Apr 3, 2017

Recently students at Utah State University celebrated diversity with a Rainbow Ball. With a drag show as the main event, the celebration supported the LGBT community on campus. The Access and Diversity Center uses events like this to create connection and acceptance between peers.

“Rainbow Ball is this big dance, gala themed event that we are putting on," said Macy Keith, program coordinator for the Access and Diversity Center at USU. "Where people can dress up however they feel comfortable - ball gowns, tuxedos, jeans and t-shirts - whatever you want to do. So we are going to have karaoke, drag competition, light refreshments, a DJ and music and it will be a really great time.”

For Keith, the event is much more than the glamor described above, she believes that the event can create a positive and safe environment.

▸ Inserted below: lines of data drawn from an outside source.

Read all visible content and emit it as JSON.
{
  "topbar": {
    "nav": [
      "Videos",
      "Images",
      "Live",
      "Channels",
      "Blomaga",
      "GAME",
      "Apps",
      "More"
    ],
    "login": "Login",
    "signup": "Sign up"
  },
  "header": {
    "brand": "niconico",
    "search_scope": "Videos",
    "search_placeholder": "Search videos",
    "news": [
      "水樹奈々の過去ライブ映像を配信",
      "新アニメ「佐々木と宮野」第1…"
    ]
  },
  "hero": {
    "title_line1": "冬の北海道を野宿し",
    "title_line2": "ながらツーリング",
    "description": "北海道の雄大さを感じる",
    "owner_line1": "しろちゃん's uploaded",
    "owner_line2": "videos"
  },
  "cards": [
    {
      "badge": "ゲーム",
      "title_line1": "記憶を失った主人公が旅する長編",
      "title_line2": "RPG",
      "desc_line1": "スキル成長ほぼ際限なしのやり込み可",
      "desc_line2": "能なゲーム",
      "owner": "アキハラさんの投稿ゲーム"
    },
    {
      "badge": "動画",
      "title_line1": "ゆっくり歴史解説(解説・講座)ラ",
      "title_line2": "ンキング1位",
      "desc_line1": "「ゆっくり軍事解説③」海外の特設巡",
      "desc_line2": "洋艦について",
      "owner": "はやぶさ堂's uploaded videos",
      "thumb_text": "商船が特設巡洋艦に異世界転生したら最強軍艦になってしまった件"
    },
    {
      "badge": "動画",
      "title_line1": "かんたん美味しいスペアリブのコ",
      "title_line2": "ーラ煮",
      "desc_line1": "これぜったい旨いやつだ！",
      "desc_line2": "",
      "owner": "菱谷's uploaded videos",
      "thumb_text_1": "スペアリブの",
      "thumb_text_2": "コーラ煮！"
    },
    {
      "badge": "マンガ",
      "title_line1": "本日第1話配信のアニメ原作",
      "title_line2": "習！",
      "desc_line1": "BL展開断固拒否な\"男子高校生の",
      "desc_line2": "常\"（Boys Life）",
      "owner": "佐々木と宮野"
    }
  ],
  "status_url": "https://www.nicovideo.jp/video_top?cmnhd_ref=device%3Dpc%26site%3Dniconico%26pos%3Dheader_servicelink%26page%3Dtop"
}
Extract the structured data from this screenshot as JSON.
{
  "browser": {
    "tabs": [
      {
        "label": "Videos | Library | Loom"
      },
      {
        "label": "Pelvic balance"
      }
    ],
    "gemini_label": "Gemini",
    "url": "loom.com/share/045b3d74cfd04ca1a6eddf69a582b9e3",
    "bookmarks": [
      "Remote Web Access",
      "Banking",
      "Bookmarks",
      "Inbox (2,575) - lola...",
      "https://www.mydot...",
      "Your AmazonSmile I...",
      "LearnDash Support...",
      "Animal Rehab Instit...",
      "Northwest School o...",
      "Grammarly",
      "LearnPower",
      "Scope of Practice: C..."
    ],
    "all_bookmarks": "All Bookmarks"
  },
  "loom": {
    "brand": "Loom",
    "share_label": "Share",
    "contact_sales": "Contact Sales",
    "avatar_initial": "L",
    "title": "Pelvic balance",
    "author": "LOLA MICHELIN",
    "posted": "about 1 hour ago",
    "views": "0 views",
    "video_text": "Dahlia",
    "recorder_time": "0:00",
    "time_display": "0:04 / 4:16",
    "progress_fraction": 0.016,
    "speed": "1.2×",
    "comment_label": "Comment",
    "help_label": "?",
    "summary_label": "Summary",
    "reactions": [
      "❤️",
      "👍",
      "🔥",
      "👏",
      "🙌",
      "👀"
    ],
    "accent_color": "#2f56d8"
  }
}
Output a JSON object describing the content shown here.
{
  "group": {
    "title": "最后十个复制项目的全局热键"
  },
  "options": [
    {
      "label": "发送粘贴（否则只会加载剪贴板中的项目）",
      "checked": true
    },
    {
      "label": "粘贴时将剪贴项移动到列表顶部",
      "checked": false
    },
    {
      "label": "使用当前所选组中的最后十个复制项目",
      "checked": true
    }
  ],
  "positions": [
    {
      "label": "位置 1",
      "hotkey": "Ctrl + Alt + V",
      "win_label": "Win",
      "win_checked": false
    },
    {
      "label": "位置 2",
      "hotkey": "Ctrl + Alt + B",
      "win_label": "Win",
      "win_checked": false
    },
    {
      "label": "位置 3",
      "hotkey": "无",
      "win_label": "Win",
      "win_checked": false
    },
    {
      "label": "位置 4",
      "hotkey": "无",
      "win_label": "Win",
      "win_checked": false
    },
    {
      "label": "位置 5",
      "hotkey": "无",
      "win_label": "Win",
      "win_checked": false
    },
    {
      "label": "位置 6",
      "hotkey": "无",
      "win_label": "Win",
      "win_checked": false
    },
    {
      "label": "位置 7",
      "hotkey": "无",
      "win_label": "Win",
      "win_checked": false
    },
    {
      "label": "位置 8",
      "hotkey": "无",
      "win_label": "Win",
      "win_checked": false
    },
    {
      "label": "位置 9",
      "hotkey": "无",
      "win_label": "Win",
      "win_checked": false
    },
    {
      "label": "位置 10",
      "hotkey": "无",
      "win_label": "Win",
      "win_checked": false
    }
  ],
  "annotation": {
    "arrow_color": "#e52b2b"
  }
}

“Rainbow Ball and events like it are very important for our LGBT individuals," Keith said. "As well as our allies that are out there. Because it provides a really great space for those who come to dress up as they feel they can express themselves. Everyone can get together of having a really great time with just socializing with like minded individuals. And feeling that support and love in a room that they may not get elsewhere on campus and in the community.”

Marcos Garcia was one of the participants in the drag show, a performance of individuals dressing up in a different gender than they usually identify with. Garcia believes that drag, as an expression, is all about connecting with the audience and having fun.

“The recent drag kind of takes pop culture and it makes light of a lot of things," Garcia said. "It blurs the lines. It’s really to just have fun so if you take yourself seriously while you’re doing drag, you're doing it wrong.”

Antonio Jacome was one of the organizers of the event and appreciates how events like this can create a connection within a community.

“I want people outside of the LGBT community to know, to be aware of who we are, what we do," Jacome said. "This is just a party to let loose and don’t view the LGBT community in one way. Don’t view people who may not conform to particular genders in one way, because you wouldn’t want someone to do that with yourself. We all have preconceived notions about things. If you can give an open space where the community can come together and they can just view gay culture, LGBT culture and I think it will be very helpful for them.”